## Problem description
Could you print the data that follows exactly as given?

## Excerpted data
%%
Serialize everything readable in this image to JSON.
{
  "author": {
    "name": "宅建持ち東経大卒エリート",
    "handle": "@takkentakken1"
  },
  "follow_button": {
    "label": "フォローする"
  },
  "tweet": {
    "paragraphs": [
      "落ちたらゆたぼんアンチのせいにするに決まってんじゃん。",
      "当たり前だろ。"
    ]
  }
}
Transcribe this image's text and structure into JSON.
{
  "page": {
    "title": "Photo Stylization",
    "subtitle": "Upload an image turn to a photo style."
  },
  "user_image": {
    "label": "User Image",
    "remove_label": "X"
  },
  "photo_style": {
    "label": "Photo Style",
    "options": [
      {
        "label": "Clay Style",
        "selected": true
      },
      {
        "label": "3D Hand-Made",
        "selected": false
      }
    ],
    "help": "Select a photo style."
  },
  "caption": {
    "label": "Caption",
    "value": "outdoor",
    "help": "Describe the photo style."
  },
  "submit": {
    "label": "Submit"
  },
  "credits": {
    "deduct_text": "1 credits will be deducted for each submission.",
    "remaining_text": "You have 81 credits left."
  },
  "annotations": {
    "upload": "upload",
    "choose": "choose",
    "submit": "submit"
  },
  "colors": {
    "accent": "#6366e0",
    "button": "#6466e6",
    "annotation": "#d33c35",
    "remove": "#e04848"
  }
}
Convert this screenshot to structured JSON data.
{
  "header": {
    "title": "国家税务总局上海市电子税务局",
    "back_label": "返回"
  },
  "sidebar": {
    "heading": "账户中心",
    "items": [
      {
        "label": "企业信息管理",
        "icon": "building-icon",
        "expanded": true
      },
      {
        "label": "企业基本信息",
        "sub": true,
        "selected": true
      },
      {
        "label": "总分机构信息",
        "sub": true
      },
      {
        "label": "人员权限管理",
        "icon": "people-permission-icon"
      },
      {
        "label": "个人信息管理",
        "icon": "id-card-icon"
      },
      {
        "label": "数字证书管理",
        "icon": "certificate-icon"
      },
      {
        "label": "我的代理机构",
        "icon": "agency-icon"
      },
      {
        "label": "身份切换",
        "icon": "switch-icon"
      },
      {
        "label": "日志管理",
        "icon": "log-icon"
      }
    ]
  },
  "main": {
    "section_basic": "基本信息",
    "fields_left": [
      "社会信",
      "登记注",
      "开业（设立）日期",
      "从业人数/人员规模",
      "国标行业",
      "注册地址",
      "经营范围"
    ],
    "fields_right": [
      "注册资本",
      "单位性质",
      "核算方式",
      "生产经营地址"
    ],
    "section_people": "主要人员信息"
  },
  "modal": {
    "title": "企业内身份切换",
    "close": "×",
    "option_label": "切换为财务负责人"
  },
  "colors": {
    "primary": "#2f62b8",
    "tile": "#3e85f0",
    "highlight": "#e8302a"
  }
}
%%
## Result of the task
Serialize everything readable in this image to JSON.
{
  "author": {
    "name": "宅建持ち東経大卒エリート",
    "handle": "@takkentakken1"
  },
  "follow_button": {
    "label": "フォローする"
  },
  "tweet": {
    "paragraphs": [
      "落ちたらゆたぼんアンチのせいにするに決まってんじゃん。",
      "当たり前だろ。"
    ]
  }
}
Transcribe this image's text and structure into JSON.
{
  "page": {
    "title": "Photo Stylization",
    "subtitle": "Upload an image turn to a photo style."
  },
  "user_image": {
    "label": "User Image",
    "remove_label": "X"
  },
  "photo_style": {
    "label": "Photo Style",
    "options": [
      {
        "label": "Clay Style",
        "selected": true
      },
      {
        "label": "3D Hand-Made",
        "selected": false
      }
    ],
    "help": "Select a photo style."
  },
  "caption": {
    "label": "Caption",
    "value": "outdoor",
    "help": "Describe the photo style."
  },
  "submit": {
    "label": "Submit"
  },
  "credits": {
    "deduct_text": "1 credits will be deducted for each submission.",
    "remaining_text": "You have 81 credits left."
  },
  "annotations": {
    "upload": "upload",
    "choose": "choose",
    "submit": "submit"
  },
  "colors": {
    "accent": "#6366e0",
    "button": "#6466e6",
    "annotation": "#d33c35",
    "remove": "#e04848"
  }
}
Convert this screenshot to structured JSON data.
{
  "header": {
    "title": "国家税务总局上海市电子税务局",
    "back_label": "返回"
  },
  "sidebar": {
    "heading": "账户中心",
    "items": [
      {
        "label": "企业信息管理",
        "icon": "building-icon",
        "expanded": true
      },
      {
        "label": "企业基本信息",
        "sub": true,
        "selected": true
      },
      {
        "label": "总分机构信息",
        "sub": true
      },
      {
        "label": "人员权限管理",
        "icon": "people-permission-icon"
      },
      {
        "label": "个人信息管理",
        "icon": "id-card-icon"
      },
      {
        "label": "数字证书管理",
        "icon": "certificate-icon"
      },
      {
        "label": "我的代理机构",
        "icon": "agency-icon"
      },
      {
        "label": "身份切换",
        "icon": "switch-icon"
      },
      {
        "label": "日志管理",
        "icon": "log-icon"
      }
    ]
  },
  "main": {
    "section_basic": "基本信息",
    "fields_left": [
      "社会信",
      "登记注",
      "开业（设立）日期",
      "从业人数/人员规模",
      "国标行业",
      "注册地址",
      "经营范围"
    ],
    "fields_right": [
      "注册资本",
      "单位性质",
      "核算方式",
      "生产经营地址"
    ],
    "section_people": "主要人员信息"
  },
  "modal": {
    "title": "企业内身份切换",
    "close": "×",
    "option_label": "切换为财务负责人"
  },
  "colors": {
    "primary": "#2f62b8",
    "tile": "#3e85f0",
    "highlight": "#e8302a"
  }
}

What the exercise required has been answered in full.